Let's explore the effects of various panel quantities on the
accuracy of our test reads. Throughout, we'll assume
that promotional costs, including list rental, are $1.00 per thousand:
If we increase our test panel quantity from 5,273 to 8,046, we'll
spend an extra $2,763. With a response rate of 0.8%, we'll
increase our responder quantity from 42 to 64. As a result,
we'll fail to identify the $2.16 million dollar opportunity
just one out of every five times rather than one out of every four.
If we move from 5,273 to 11,826, we'll invest an extra $6,543
in order to fail to identify the $2.16 million just fifteen percent
of the time. That's going from 42 to 95 responders.
Likewise, with 16,930, we'll spend an incremental $11,647
to fail just one out of ten times. Finally, with 25,124, we'll
invest an extra $19,841 to fail just one out of twenty times.
You'll have to decide for yourself which
of these quantities and corresponding costs is the best balance
for you. As the test quantities increase, the chances of failing
to identify the $2.16 million decrease. At the same time,
the costs of testing increase. There is a specific point that
reflects your personal equilibrium.
Be mindful throughout that the incremental costs presented earlier
for increased certainty are based on gross rather than net calculations.
Orders will be generated from the additional promotional quantities,
which will defray a portion of the costs. And, when you are
more confident in your results, you can proceed to full rollout
Most direct marketers have no idea of the extent of the missed opportunities
that result from small test panels. This is understandable
because missed opportunities are — by definition — a hidden
phenomenon. Out of sight, out of mind, so to speak.
Nevertheless, direct marketers who are unwilling to understand the
basics of statistical sampling theory are paying a steep tax for
their lack of knowledge.
Unfortunately, the list brokerage industry — those professionals

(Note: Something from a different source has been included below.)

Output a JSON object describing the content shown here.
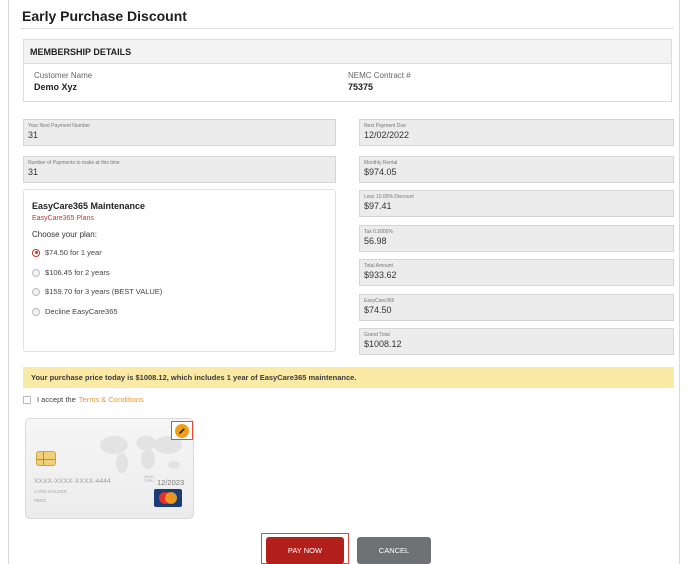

whose job it is to make test recommendations to the direct marketing
community — generally do little to educate their clients on
these issues. This is because most list professionals are
no more comfortable with sampling theory than their clients.
However, that's the subject for another article!
Jim Wheaton is a Principal at Wheaton Group, and can be reached
at 919-969-8859 or email@example.com. The firm
specializes in direct marketing consulting and data mining, data
quality assessment and assurance, and the delivery of cost-effective
data warehouses and marts. Jim is also a Co-Founder of Data